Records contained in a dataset
+===+

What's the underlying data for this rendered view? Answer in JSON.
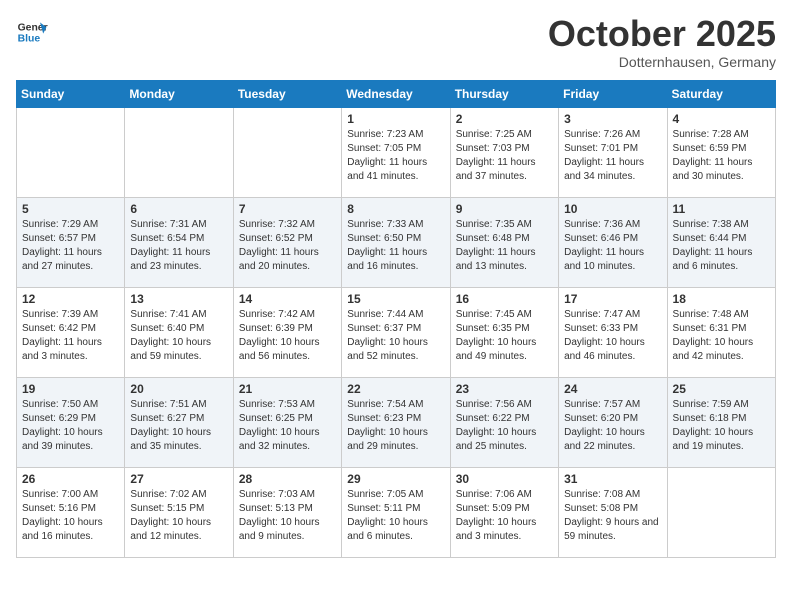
{
  "logo": {
    "text_general": "General",
    "text_blue": "Blue"
  },
  "header": {
    "title": "October 2025",
    "subtitle": "Dotternhausen, Germany"
  },
  "weekdays": [
    "Sunday",
    "Monday",
    "Tuesday",
    "Wednesday",
    "Thursday",
    "Friday",
    "Saturday"
  ],
  "weeks": [
    [
      {
        "day": "",
        "sunrise": "",
        "sunset": "",
        "daylight": ""
      },
      {
        "day": "",
        "sunrise": "",
        "sunset": "",
        "daylight": ""
      },
      {
        "day": "",
        "sunrise": "",
        "sunset": "",
        "daylight": ""
      },
      {
        "day": "1",
        "sunrise": "Sunrise: 7:23 AM",
        "sunset": "Sunset: 7:05 PM",
        "daylight": "Daylight: 11 hours and 41 minutes."
      },
      {
        "day": "2",
        "sunrise": "Sunrise: 7:25 AM",
        "sunset": "Sunset: 7:03 PM",
        "daylight": "Daylight: 11 hours and 37 minutes."
      },
      {
        "day": "3",
        "sunrise": "Sunrise: 7:26 AM",
        "sunset": "Sunset: 7:01 PM",
        "daylight": "Daylight: 11 hours and 34 minutes."
      },
      {
        "day": "4",
        "sunrise": "Sunrise: 7:28 AM",
        "sunset": "Sunset: 6:59 PM",
        "daylight": "Daylight: 11 hours and 30 minutes."
      }
    ],
    [
      {
        "day": "5",
        "sunrise": "Sunrise: 7:29 AM",
        "sunset": "Sunset: 6:57 PM",
        "daylight": "Daylight: 11 hours and 27 minutes."
      },
      {
        "day": "6",
        "sunrise": "Sunrise: 7:31 AM",
        "sunset": "Sunset: 6:54 PM",
        "daylight": "Daylight: 11 hours and 23 minutes."
      },
      {
        "day": "7",
        "sunrise": "Sunrise: 7:32 AM",
        "sunset": "Sunset: 6:52 PM",
        "daylight": "Daylight: 11 hours and 20 minutes."
      },
      {
        "day": "8",
        "sunrise": "Sunrise: 7:33 AM",
        "sunset": "Sunset: 6:50 PM",
        "daylight": "Daylight: 11 hours and 16 minutes."
      },
      {
        "day": "9",
        "sunrise": "Sunrise: 7:35 AM",
        "sunset": "Sunset: 6:48 PM",
        "daylight": "Daylight: 11 hours and 13 minutes."
      },
      {
        "day": "10",
        "sunrise": "Sunrise: 7:36 AM",
        "sunset": "Sunset: 6:46 PM",
        "daylight": "Daylight: 11 hours and 10 minutes."
      },
      {
        "day": "11",
        "sunrise": "Sunrise: 7:38 AM",
        "sunset": "Sunset: 6:44 PM",
        "daylight": "Daylight: 11 hours and 6 minutes."
      }
    ],
    [
      {
        "day": "12",
        "sunrise": "Sunrise: 7:39 AM",
        "sunset": "Sunset: 6:42 PM",
        "daylight": "Daylight: 11 hours and 3 minutes."
      },
      {
        "day": "13",
        "sunrise": "Sunrise: 7:41 AM",
        "sunset": "Sunset: 6:40 PM",
        "daylight": "Daylight: 10 hours and 59 minutes."
      },
      {
        "day": "14",
        "sunrise": "Sunrise: 7:42 AM",
        "sunset": "Sunset: 6:39 PM",
        "daylight": "Daylight: 10 hours and 56 minutes."
      },
      {
        "day": "15",
        "sunrise": "Sunrise: 7:44 AM",
        "sunset": "Sunset: 6:37 PM",
        "daylight": "Daylight: 10 hours and 52 minutes."
      },
      {
        "day": "16",
        "sunrise": "Sunrise: 7:45 AM",
        "sunset": "Sunset: 6:35 PM",
        "daylight": "Daylight: 10 hours and 49 minutes."
      },
      {
        "day": "17",
        "sunrise": "Sunrise: 7:47 AM",
        "sunset": "Sunset: 6:33 PM",
        "daylight": "Daylight: 10 hours and 46 minutes."
      },
      {
        "day": "18",
        "sunrise": "Sunrise: 7:48 AM",
        "sunset": "Sunset: 6:31 PM",
        "daylight": "Daylight: 10 hours and 42 minutes."
      }
    ],
    [
      {
        "day": "19",
        "sunrise": "Sunrise: 7:50 AM",
        "sunset": "Sunset: 6:29 PM",
        "daylight": "Daylight: 10 hours and 39 minutes."
      },
      {
        "day": "20",
        "sunrise": "Sunrise: 7:51 AM",
        "sunset": "Sunset: 6:27 PM",
        "daylight": "Daylight: 10 hours and 35 minutes."
      },
      {
        "day": "21",
        "sunrise": "Sunrise: 7:53 AM",
        "sunset": "Sunset: 6:25 PM",
        "daylight": "Daylight: 10 hours and 32 minutes."
      },
      {
        "day": "22",
        "sunrise": "Sunrise: 7:54 AM",
        "sunset": "Sunset: 6:23 PM",
        "daylight": "Daylight: 10 hours and 29 minutes."
      },
      {
        "day": "23",
        "sunrise": "Sunrise: 7:56 AM",
        "sunset": "Sunset: 6:22 PM",
        "daylight": "Daylight: 10 hours and 25 minutes."
      },
      {
        "day": "24",
        "sunrise": "Sunrise: 7:57 AM",
        "sunset": "Sunset: 6:20 PM",
        "daylight": "Daylight: 10 hours and 22 minutes."
      },
      {
        "day": "25",
        "sunrise": "Sunrise: 7:59 AM",
        "sunset": "Sunset: 6:18 PM",
        "daylight": "Daylight: 10 hours and 19 minutes."
      }
    ],
    [
      {
        "day": "26",
        "sunrise": "Sunrise: 7:00 AM",
        "sunset": "Sunset: 5:16 PM",
        "daylight": "Daylight: 10 hours and 16 minutes."
      },
      {
        "day": "27",
        "sunrise": "Sunrise: 7:02 AM",
        "sunset": "Sunset: 5:15 PM",
        "daylight": "Daylight: 10 hours and 12 minutes."
      },
      {
        "day": "28",
        "sunrise": "Sunrise: 7:03 AM",
        "sunset": "Sunset: 5:13 PM",
        "daylight": "Daylight: 10 hours and 9 minutes."
      },
      {
        "day": "29",
        "sunrise": "Sunrise: 7:05 AM",
        "sunset": "Sunset: 5:11 PM",
        "daylight": "Daylight: 10 hours and 6 minutes."
      },
      {
        "day": "30",
        "sunrise": "Sunrise: 7:06 AM",
        "sunset": "Sunset: 5:09 PM",
        "daylight": "Daylight: 10 hours and 3 minutes."
      },
      {
        "day": "31",
        "sunrise": "Sunrise: 7:08 AM",
        "sunset": "Sunset: 5:08 PM",
        "daylight": "Daylight: 9 hours and 59 minutes."
      },
      {
        "day": "",
        "sunrise": "",
        "sunset": "",
        "daylight": ""
      }
    ]
  ]
}
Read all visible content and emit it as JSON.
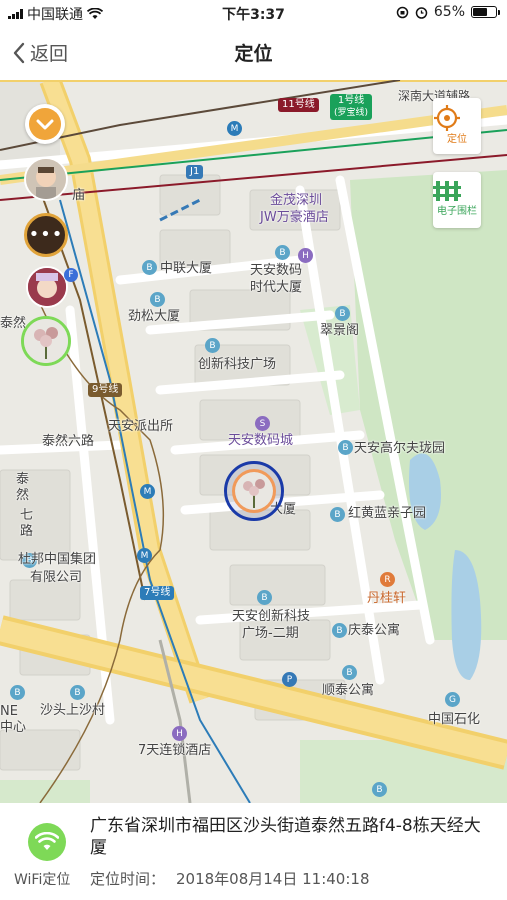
{
  "status_bar": {
    "carrier": "中国联通",
    "time": "下午3:37",
    "battery": "65%",
    "battery_level": 0.65
  },
  "nav": {
    "back_label": "返回",
    "title": "定位"
  },
  "map": {
    "controls": {
      "locate_label": "定位",
      "fence_label": "电子围栏"
    },
    "transit_badges": {
      "line11": "11号线",
      "line1": "1号线",
      "line1_sub": "(罗宝线)",
      "line9": "9号线",
      "line7": "7号线",
      "j1": "J1"
    },
    "labels": {
      "shennan_road": "深南大道辅路",
      "temple": "庙",
      "jinmao": "金茂深圳",
      "jw_hotel": "JW万豪酒店",
      "zhonglian": "中联大厦",
      "tianan_digital_1": "天安数码",
      "tianan_digital_2": "时代大厦",
      "jinsong": "劲松大厦",
      "cuijing": "翠景阁",
      "chuangxin": "创新科技广场",
      "police": "天安派出所",
      "digital_city": "天安数码城",
      "golf": "天安高尔夫珑园",
      "tairan6": "泰然六路",
      "tairan7_a": "泰然",
      "tairan7_b": "七路",
      "tianjing_tail": "大厦",
      "honghuang": "红黄蓝亲子园",
      "dubang_1": "杜邦中国集团",
      "dubang_2": "有限公司",
      "danguixuan": "丹桂轩",
      "innovation_1": "天安创新科技",
      "innovation_2": "广场-二期",
      "qingtai": "庆泰公寓",
      "shuntai": "顺泰公寓",
      "shatou": "沙头上沙村",
      "seven_days": "7天连锁酒店",
      "sinopec": "中国石化",
      "left_edge_1": "泰然",
      "left_edge_2": "NE",
      "left_edge_3": "中心"
    }
  },
  "location": {
    "address": "广东省深圳市福田区沙头街道泰然五路f4-8栋天经大厦",
    "source_label": "WiFi定位",
    "time_label": "定位时间：",
    "time_value": "2018年08月14日 11:40:18"
  },
  "colors": {
    "accent": "#e07b18",
    "wifi_green": "#7ed957",
    "park_green": "#cfe6c4",
    "road_yellow": "#f7d67a"
  }
}
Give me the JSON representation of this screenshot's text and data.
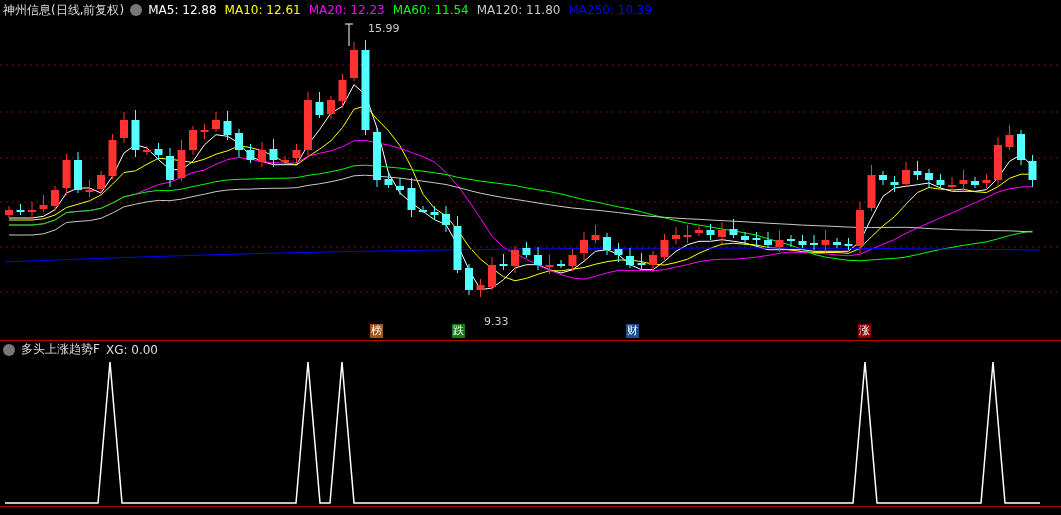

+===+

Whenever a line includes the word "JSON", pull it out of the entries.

What's the underlying data for this rendered view? Answer in JSON.
Read all visible content and emit it as JSON.
Give me the JSON representation of this screenshot's text and data.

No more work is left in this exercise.